- At this point, OMGF v5.6.0 and OMGF Pro v3.7.6 are cached in the memory of the server. So far, that shouldn’t be a problem. But then…
- WordPress calls the Update API to update OMGF Pro to 3.8.0 — and loads the entire WordPress instance and all of its plugins from the server cache.
- While updating OMGF Pro to 3.8.0, OMGF Pro is 3.7.6 is executed, which is trying to call classes and methods from OMGF v5.5.6 — which no longer exists! And…
Well, not really. But you get the point.
Other CMS’ have their update mechanism running separated from WordPress, e.g. by using Composer. There are even Composer-managed versions of WordPress. But, ofcourse, only a handful of hosting providers run these services. Most rely on WordPress’ own Update API, which makes perfect sense.
If you’ve already installed the update, and you’re experiencing errors, there’s only 1 thing you can do: disable the plugins manually by heading into your server through e.g. FTP or SSH and renaming the plugin folders. Then install the update for OMGF Pro manually after updating OMGF.
If you haven’t installed the update yet, you can simply prevent this by flushing your server’s cache before installing the updates.
Cause #2: WordPress’ Automatic Updates feature
Another reason why the most recent update of OMGF and OMGF Pro might cause a 500 error, is due to WordPress’ automatic update feature.
OMGF Pro blocks its own updates, if it sees that an update for OMGF is available. This has worked fine — until recent versions of WordPress.
At the moment, when Automatic Updates are enabled, OMGF Pro’s roadblock is ignored and its updated before OMGF is updated. Which should never happen.
If the Automatic Updates feature has already installed the update for OMGF Pro, the update of OMGF should still be able to install from the Plugins screen. If not, you can go one of two ways:
- Disable OMGF Pro manually, by heading into your server using FTP or SSH, then rename its folder, refresh WP’s Plugins overview and install the update for OMGF, or,
- Disable OMGF Pro manually, and install the update for OMGF manually.
Can this happen again in the future?
This update has been a great learning experience for me and I’ve been thinking of ways to prevent this in the future.

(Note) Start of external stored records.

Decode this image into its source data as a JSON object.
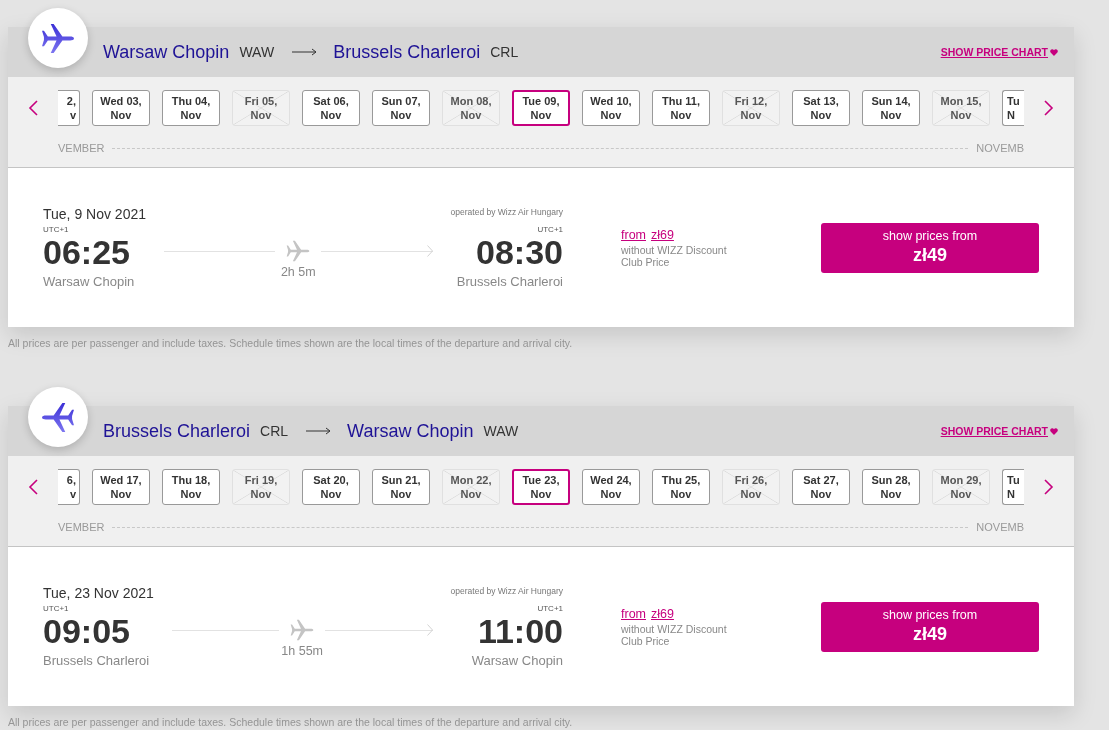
{
  "flights": [
    {
      "kind": "outbound",
      "route": {
        "origin": "Warsaw Chopin",
        "origin_code": "WAW",
        "destination": "Brussels Charleroi",
        "destination_code": "CRL"
      },
      "price_chart_link": "SHOW PRICE CHART",
      "dates": [
        {
          "kind": "cut_start",
          "day": "2,",
          "month": "v",
          "available": true,
          "selected": false
        },
        {
          "kind": "full",
          "day": "Wed 03,",
          "month": "Nov",
          "available": true,
          "selected": false
        },
        {
          "kind": "full",
          "day": "Thu 04,",
          "month": "Nov",
          "available": true,
          "selected": false
        },
        {
          "kind": "full",
          "day": "Fri 05,",
          "month": "Nov",
          "available": false,
          "selected": false
        },
        {
          "kind": "full",
          "day": "Sat 06,",
          "month": "Nov",
          "available": true,
          "selected": false
        },
        {
          "kind": "full",
          "day": "Sun 07,",
          "month": "Nov",
          "available": true,
          "selected": false
        },
        {
          "kind": "full",
          "day": "Mon 08,",
          "month": "Nov",
          "available": false,
          "selected": false
        },
        {
          "kind": "full",
          "day": "Tue 09,",
          "month": "Nov",
          "available": true,
          "selected": true
        },
        {
          "kind": "full",
          "day": "Wed 10,",
          "month": "Nov",
          "available": true,
          "selected": false
        },
        {
          "kind": "full",
          "day": "Thu 11,",
          "month": "Nov",
          "available": true,
          "selected": false
        },
        {
          "kind": "full",
          "day": "Fri 12,",
          "month": "Nov",
          "available": false,
          "selected": false
        },
        {
          "kind": "full",
          "day": "Sat 13,",
          "month": "Nov",
          "available": true,
          "selected": false
        },
        {
          "kind": "full",
          "day": "Sun 14,",
          "month": "Nov",
          "available": true,
          "selected": false
        },
        {
          "kind": "full",
          "day": "Mon 15,",
          "month": "Nov",
          "available": false,
          "selected": false
        },
        {
          "kind": "cut_end",
          "day": "Tu",
          "month": "N",
          "available": true,
          "selected": false
        }
      ],
      "month_labels": [
        "VEMBER",
        "NOVEMB"
      ],
      "details": {
        "date": "Tue, 9 Nov 2021",
        "departure": {
          "timezone": "UTC+1",
          "time": "06:25",
          "airport": "Warsaw Chopin"
        },
        "duration": "2h 5m",
        "operator": "operated by Wizz Air Hungary",
        "arrival": {
          "timezone": "UTC+1",
          "time": "08:30",
          "airport": "Brussels Charleroi"
        },
        "regular_price": {
          "label": "from",
          "amount": "zł69",
          "note": "without WIZZ Discount Club Price"
        },
        "button": {
          "label": "show prices from",
          "price": "zł49"
        }
      },
      "disclaimer": "All prices are per passenger and include taxes. Schedule times shown are the local times of the departure and arrival city."
    },
    {
      "kind": "return",
      "route": {
        "origin": "Brussels Charleroi",
        "origin_code": "CRL",
        "destination": "Warsaw Chopin",
        "destination_code": "WAW"
      },
      "price_chart_link": "SHOW PRICE CHART",
      "dates": [
        {
          "kind": "cut_start",
          "day": "6,",
          "month": "v",
          "available": true,
          "selected": false
        },
        {
          "kind": "full",
          "day": "Wed 17,",
          "month": "Nov",
          "available": true,
          "selected": false
        },
        {
          "kind": "full",
          "day": "Thu 18,",
          "month": "Nov",
          "available": true,
          "selected": false
        },
        {
          "kind": "full",
          "day": "Fri 19,",
          "month": "Nov",
          "available": false,
          "selected": false
        },
        {
          "kind": "full",
          "day": "Sat 20,",
          "month": "Nov",
          "available": true,
          "selected": false
        },
        {
          "kind": "full",
          "day": "Sun 21,",
          "month": "Nov",
          "available": true,
          "selected": false
        },
        {
          "kind": "full",
          "day": "Mon 22,",
          "month": "Nov",
          "available": false,
          "selected": false
        },
        {
          "kind": "full",
          "day": "Tue 23,",
          "month": "Nov",
          "available": true,
          "selected": true
        },
        {
          "kind": "full",
          "day": "Wed 24,",
          "month": "Nov",
          "available": true,
          "selected": false
        },
        {
          "kind": "full",
          "day": "Thu 25,",
          "month": "Nov",
          "available": true,
          "selected": false
        },
        {
          "kind": "full",
          "day": "Fri 26,",
          "month": "Nov",
          "available": false,
          "selected": false
        },
        {
          "kind": "full",
          "day": "Sat 27,",
          "month": "Nov",
          "available": true,
          "selected": false
        },
        {
          "kind": "full",
          "day": "Sun 28,",
          "month": "Nov",
          "available": true,
          "selected": false
        },
        {
          "kind": "full",
          "day": "Mon 29,",
          "month": "Nov",
          "available": false,
          "selected": false
        },
        {
          "kind": "cut_end",
          "day": "Tu",
          "month": "N",
          "available": true,
          "selected": false
        }
      ],
      "month_labels": [
        "VEMBER",
        "NOVEMB"
      ],
      "details": {
        "date": "Tue, 23 Nov 2021",
        "departure": {
          "timezone": "UTC+1",
          "time": "09:05",
          "airport": "Brussels Charleroi"
        },
        "duration": "1h 55m",
        "operator": "operated by Wizz Air Hungary",
        "arrival": {
          "timezone": "UTC+1",
          "time": "11:00",
          "airport": "Warsaw Chopin"
        },
        "regular_price": {
          "label": "from",
          "amount": "zł69",
          "note": "without WIZZ Discount Club Price"
        },
        "button": {
          "label": "show prices from",
          "price": "zł49"
        }
      },
      "disclaimer": "All prices are per passenger and include taxes. Schedule times shown are the local times of the departure and arrival city."
    }
  ]
}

The next release of OMGF Pro will have, what I came to call: safety wrappers. These wrapper methods explicitly check OMGF’s current status before attempting to access its code.
This will make sure that when e.g. Opcache is serving stale cache, OMGF Pro will just silently stop working until the required version of OMGF is available again.

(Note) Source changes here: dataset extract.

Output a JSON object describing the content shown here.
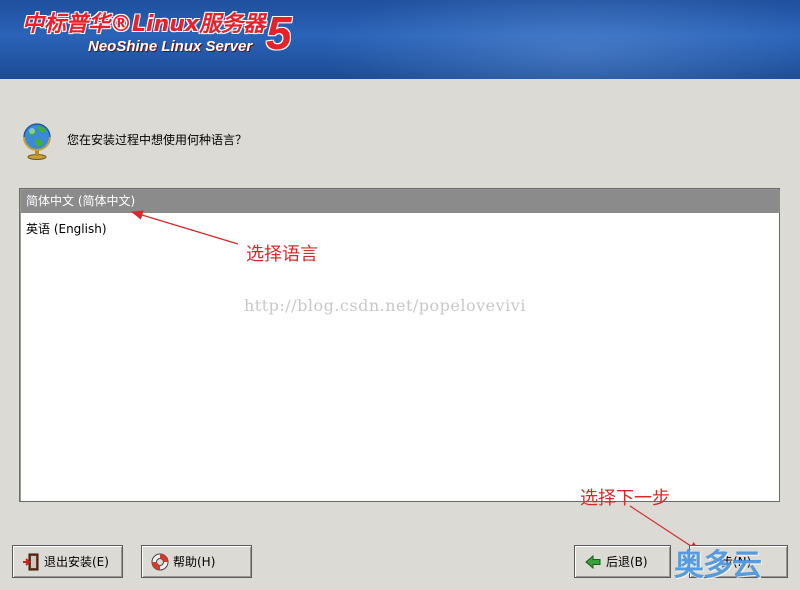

Besides that, I’m still looking into ways to block Automatic Updates until OMGF is running at its latest version.
First off, allow me to apologize to everyone that has experienced this error. Your server exploding due to something as little as a plugin update sucks. Nothing more, nothing less.
Although it’s not entirely my fault, I definitely learned a great deal about quirks in WordPress’ Updates API and its Automatic Updates feature.
I have implemented failsafes to make sure these errors won’t happen again in the future.
But, before I leave you, I want to address an urgent matter to those of you using any type of caching:
Always flush your cache before installing updates!
Wishing you an excellent day!